When it first opened off-Broadway in 1968, THE BOYS IN THE BAND must have been shocking with its scenes of gay men kissing and its subject matter so baldly exposed. Almost 50 years later, the subject matter is practically quaint. Now that’s shocking. THE BOYS IN THE BAND is a classic in the annals of American Theater, pre-dating the ground-breaking Stonewall riots, serving up a cast of homosexual characters, a template of gay issues, and influencing generations of playwrights creating work about the gay experience. Zeitgeist Stage Company’s season opener features outstanding work by some of our best actors, who live and breathe these roles.
Written by Mart Crowley, who also wrote the screenplay for the 1970 film featuring members of the original theatrical run, THE BOYS IN THE BAND are nine gay men, variously closeted, who show up for a birthday party at a perfectly appointed NYC apartment. As the play opens, Victor Shopov as party host Michael, is readying his pad, and deftly working his way through some pretty dense monologues illuminating his background as a lapsed Catholic and recovering alcoholic. Before the evening is over he will have fleshed out all the anxiety, fear, rage and finally self-hatred born of his trapped circumstances and the absorption of a prejudiced society’s values. It’s a terrific performance.
Michael is currently involved with the beautiful Donald played with great ease and appeal by Diego Buscaglia, and together they greet their guests: the “flamboyantly” flamboyant interior decorator Emory played all out by Mikey DiLoreto and his lover the gentle Bernard, Damon Singletary, whose performance culminates in a heartbreaking phone call in ACT II. Gene Dante is perfect as the promiscuous Larry who arrives with his partner Hank, Bob Mussett, a suit-and-tie wearing school teacher on the verge of divorce; nothing about him overtly says “gay.” The opposite is true of the extravagantly stupid rhinestone cowboy hilariously played by Richard Wingert, who has been delivered to the apartment as a “gift” for Harold the birthday boy.
Gold Dust Orphan Ryan Landry (whose work speaks for itself) in a rare dramatic role as the aforementioned Harold uses his considerable comedic skills-bitter wit and dyspeptic commentary– to leaven his surprisingly considerable dramatic skills. He makes his entrance just as a fight breaks out at the end of Act I precipitated by the unexpected arrival of Michael’s supposedly straight college roommate from Georgetown, Alan. Alan is clearly in crisis and Brooks Reeves is the living, breathing manifestation of a man on the edge of knowing and not knowing who he is. As Alan gradually absorbs the gay milieu in which he finds himself, he almost appears to implode from the restrained intensity of his performance.
The play creeks a bit structurally and trots out all the stereotypes in this self-described “freak show,” with its colorful continuum of gay types and liaisons. So we have the closeted married gay man, the gay man who can’t keep it in his pants, the effeminately over the top queen, the dumb gay hustler, the black gay man, the sardonic gay man who hates himself, and of course the pillar of the community gay man who is closeted to himself.

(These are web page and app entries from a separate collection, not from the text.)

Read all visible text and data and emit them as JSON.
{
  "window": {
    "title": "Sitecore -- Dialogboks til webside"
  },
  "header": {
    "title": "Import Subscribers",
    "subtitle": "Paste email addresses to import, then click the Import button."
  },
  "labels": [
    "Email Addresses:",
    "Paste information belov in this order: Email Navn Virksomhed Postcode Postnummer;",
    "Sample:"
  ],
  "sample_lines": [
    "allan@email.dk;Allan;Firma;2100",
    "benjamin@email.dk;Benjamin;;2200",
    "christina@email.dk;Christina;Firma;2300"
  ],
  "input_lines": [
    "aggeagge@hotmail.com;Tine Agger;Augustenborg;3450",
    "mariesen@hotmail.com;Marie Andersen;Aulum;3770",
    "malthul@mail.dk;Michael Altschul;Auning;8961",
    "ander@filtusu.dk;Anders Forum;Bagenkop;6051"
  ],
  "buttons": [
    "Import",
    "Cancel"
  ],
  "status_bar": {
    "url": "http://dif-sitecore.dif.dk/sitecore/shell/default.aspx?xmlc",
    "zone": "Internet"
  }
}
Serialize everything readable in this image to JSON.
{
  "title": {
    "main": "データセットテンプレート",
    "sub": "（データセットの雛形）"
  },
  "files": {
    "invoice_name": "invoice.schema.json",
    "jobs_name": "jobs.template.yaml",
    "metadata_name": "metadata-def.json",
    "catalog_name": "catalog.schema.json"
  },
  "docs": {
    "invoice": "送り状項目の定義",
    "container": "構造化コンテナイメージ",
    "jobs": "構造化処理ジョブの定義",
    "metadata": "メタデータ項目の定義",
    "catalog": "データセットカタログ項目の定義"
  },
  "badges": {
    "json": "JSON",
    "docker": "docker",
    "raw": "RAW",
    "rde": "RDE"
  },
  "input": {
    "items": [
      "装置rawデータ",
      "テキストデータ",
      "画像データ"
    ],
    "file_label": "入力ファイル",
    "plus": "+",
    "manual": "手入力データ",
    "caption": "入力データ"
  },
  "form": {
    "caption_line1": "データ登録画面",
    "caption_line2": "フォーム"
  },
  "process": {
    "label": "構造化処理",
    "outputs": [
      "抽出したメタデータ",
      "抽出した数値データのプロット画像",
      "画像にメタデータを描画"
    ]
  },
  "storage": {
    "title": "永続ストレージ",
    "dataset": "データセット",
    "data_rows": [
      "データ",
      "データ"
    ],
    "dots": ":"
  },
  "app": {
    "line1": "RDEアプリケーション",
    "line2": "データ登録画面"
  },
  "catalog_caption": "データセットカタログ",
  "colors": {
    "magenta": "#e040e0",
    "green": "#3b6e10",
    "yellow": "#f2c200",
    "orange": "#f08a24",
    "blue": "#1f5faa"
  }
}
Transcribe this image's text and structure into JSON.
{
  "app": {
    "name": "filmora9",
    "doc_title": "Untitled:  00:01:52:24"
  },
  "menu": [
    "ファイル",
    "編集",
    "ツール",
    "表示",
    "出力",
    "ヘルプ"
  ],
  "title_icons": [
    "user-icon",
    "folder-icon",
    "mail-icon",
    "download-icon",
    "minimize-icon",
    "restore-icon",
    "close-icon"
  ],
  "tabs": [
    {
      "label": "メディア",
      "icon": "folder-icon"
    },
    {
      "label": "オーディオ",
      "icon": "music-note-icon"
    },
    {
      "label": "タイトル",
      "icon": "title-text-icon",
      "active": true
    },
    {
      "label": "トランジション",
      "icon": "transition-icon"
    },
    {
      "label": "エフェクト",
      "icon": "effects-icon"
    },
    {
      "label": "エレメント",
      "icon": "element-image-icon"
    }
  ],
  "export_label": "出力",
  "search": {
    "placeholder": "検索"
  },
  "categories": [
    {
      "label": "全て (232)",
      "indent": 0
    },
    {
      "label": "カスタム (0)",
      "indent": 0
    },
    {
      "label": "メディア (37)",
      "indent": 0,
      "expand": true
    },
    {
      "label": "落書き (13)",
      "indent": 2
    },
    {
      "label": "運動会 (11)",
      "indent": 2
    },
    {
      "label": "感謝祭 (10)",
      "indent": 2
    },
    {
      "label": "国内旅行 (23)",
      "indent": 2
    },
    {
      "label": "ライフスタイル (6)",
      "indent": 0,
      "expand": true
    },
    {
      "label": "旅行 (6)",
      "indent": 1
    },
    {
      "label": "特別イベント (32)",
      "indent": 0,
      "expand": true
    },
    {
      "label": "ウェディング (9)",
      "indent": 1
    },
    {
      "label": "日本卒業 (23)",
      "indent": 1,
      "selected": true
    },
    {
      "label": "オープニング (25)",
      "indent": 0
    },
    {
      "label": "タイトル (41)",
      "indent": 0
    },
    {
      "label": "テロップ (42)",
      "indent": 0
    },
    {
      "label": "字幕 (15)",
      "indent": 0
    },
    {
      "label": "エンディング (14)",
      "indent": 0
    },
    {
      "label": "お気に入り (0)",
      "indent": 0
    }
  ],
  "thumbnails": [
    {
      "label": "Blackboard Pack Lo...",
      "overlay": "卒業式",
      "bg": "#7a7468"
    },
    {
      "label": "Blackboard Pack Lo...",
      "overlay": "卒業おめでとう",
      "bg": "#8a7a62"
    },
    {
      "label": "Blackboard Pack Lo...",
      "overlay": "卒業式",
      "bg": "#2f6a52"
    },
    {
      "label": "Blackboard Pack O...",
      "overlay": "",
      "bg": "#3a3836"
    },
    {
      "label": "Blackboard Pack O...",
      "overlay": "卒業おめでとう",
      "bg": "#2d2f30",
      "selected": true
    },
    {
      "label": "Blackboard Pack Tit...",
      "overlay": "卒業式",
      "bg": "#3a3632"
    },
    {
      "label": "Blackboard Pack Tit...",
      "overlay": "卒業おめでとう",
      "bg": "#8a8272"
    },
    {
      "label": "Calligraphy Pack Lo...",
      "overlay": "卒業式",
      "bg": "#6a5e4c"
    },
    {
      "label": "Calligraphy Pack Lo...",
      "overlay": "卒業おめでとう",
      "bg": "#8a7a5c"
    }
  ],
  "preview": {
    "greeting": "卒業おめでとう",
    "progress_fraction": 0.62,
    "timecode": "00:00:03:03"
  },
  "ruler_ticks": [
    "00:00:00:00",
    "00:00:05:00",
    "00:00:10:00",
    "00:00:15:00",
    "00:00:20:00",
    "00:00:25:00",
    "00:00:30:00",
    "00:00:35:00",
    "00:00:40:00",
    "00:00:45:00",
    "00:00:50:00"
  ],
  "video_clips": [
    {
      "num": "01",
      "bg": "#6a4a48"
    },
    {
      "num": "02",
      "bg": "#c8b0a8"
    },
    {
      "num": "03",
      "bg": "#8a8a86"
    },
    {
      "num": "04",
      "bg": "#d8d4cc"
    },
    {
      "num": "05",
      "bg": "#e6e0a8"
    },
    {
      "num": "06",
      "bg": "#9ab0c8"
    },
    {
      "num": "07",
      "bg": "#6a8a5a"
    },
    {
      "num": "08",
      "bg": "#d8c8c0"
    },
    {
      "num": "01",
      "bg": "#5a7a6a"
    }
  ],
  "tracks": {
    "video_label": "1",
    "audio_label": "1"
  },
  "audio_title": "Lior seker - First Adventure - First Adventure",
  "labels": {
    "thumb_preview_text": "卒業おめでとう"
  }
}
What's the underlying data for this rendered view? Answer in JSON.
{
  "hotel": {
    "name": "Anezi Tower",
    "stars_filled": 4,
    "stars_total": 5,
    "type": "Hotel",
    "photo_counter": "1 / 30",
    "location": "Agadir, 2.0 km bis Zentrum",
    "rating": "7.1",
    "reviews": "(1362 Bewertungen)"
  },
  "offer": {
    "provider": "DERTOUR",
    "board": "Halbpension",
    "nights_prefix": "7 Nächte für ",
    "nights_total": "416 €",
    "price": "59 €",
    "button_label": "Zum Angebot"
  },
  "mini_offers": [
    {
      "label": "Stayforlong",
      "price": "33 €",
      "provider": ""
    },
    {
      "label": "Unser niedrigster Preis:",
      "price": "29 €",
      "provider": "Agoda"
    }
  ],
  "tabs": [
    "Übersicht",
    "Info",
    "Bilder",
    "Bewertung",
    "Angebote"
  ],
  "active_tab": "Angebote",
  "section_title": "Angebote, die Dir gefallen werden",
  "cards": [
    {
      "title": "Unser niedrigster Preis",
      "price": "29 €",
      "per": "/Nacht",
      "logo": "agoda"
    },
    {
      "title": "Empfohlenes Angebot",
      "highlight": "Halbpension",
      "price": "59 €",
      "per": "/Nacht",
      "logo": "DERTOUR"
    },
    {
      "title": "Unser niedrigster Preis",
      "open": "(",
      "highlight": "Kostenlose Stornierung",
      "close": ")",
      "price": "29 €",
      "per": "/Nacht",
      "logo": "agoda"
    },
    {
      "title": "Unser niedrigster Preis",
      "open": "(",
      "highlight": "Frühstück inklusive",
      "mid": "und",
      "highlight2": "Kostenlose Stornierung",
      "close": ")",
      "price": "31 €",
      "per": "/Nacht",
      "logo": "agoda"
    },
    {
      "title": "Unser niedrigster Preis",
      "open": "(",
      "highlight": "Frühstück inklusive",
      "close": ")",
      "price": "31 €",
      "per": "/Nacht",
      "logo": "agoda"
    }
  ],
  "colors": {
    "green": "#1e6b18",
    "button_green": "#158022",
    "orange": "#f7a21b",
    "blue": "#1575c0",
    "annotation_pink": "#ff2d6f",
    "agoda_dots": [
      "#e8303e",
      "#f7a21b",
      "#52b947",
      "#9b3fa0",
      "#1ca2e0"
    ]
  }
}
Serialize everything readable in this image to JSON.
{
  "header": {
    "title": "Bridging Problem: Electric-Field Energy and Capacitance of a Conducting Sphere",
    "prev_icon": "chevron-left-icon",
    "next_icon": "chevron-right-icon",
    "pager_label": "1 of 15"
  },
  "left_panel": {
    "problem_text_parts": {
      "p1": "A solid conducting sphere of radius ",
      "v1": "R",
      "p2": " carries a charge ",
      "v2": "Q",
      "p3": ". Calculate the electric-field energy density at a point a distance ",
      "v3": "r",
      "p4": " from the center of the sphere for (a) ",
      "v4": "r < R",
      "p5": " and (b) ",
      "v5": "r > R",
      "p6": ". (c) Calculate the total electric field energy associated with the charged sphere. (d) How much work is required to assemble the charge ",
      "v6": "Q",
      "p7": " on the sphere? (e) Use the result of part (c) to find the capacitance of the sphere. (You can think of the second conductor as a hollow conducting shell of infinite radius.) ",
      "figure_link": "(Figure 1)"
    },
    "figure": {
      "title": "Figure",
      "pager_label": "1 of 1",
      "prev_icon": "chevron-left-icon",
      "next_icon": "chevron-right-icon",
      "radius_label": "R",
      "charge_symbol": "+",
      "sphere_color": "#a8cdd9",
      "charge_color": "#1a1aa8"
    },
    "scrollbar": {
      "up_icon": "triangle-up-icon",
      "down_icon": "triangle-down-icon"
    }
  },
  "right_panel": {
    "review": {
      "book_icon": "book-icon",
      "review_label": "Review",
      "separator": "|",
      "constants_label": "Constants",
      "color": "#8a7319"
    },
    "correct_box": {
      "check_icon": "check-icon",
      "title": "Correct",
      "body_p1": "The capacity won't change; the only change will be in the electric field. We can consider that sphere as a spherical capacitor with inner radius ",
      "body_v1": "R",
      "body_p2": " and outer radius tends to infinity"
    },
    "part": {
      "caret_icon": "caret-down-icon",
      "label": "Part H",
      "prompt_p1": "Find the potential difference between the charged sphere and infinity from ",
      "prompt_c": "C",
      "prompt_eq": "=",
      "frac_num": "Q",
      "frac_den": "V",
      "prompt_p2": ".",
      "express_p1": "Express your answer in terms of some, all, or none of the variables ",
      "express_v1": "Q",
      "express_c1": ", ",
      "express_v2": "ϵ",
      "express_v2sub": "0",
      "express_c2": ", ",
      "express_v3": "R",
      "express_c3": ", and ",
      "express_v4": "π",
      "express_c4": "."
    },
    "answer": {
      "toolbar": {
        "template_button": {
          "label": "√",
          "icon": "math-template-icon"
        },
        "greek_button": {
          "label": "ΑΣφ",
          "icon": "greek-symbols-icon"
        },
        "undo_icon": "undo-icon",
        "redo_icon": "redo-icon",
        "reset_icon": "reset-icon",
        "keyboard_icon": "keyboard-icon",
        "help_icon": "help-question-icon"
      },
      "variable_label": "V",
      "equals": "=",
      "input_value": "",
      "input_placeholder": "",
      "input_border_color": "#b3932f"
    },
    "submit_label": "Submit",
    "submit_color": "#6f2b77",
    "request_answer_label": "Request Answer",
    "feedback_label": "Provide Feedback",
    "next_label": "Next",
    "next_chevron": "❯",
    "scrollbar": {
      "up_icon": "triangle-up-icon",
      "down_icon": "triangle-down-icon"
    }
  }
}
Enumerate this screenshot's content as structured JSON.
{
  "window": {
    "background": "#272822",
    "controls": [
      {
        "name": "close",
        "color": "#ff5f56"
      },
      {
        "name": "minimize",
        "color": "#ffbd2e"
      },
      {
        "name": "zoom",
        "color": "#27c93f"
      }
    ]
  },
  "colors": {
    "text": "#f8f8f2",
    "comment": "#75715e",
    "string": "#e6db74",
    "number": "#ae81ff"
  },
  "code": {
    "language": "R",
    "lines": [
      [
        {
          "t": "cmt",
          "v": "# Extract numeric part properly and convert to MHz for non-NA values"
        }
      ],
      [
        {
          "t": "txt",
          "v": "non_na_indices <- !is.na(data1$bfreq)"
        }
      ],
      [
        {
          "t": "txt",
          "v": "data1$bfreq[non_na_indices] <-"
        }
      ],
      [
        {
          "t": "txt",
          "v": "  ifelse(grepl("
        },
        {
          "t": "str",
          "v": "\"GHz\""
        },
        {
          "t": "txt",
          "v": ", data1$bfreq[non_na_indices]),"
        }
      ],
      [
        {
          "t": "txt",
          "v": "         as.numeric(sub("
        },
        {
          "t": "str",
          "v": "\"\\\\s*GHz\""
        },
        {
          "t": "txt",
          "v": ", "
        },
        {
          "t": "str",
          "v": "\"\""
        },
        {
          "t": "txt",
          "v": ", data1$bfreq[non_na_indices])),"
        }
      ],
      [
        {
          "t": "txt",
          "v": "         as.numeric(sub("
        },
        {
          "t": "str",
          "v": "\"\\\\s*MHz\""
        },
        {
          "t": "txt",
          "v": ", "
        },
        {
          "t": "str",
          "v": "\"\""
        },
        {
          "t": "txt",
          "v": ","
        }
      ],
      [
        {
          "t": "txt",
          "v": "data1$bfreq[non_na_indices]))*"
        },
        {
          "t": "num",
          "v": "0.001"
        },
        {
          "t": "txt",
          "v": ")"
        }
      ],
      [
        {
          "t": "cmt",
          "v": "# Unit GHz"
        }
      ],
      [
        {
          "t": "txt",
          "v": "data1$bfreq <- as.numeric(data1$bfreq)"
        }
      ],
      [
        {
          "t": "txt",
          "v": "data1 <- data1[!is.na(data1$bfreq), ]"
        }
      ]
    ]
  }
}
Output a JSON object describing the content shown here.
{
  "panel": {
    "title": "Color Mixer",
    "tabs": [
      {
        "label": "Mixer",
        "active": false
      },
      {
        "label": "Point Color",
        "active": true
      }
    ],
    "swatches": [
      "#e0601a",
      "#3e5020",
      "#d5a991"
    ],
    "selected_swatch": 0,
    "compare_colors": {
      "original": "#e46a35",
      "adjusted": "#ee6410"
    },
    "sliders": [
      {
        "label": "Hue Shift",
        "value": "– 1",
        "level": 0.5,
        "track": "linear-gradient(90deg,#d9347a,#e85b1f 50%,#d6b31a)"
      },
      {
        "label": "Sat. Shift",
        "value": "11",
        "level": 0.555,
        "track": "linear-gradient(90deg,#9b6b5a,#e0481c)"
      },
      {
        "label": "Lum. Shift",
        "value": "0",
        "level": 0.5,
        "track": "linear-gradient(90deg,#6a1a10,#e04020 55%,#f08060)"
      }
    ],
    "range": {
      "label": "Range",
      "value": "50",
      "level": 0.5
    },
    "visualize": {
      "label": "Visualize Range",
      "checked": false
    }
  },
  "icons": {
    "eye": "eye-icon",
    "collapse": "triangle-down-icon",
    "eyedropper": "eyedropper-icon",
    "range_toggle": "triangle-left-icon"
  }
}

Each man tells the story of when he first “knew.” The engine of the play creeks a bit too– why would any of these characters agree to play that painfully revelatory party game Michael forces on them, and why would Alan STAY? The play doesn’t convincingly justify his remaining there.
But this production keeps the drama both compelling and enlightening, and these performances along with David Miller’s direction keeps it loose. To those who object to the play’s being dated, I say, thank goodness; “dated” means “progress.” What is NOT dated here is the universality of the issues faced by these characters who have struggled to simultaneously hide and be comfortable with who they are. That the production allows us to see these issues of identity for gay men in a larger, universal context is laudable and crucial if people are ever to stop being marginalized. Who isn’t struggling with identity? I look forward to the day when we no longer have “gay” plays, “black” plays, “chick flicks,” etc. THE BOYS IN THE BAND was a landmark step in that direction and changed the zeitgeist; this production continues the momentum by providing an ongoing reminder of where we’ve been so we can keep on moving forward.
See THE BOYS IN THE BAND at the aptly named Zeitgeist Stage Company through October 3!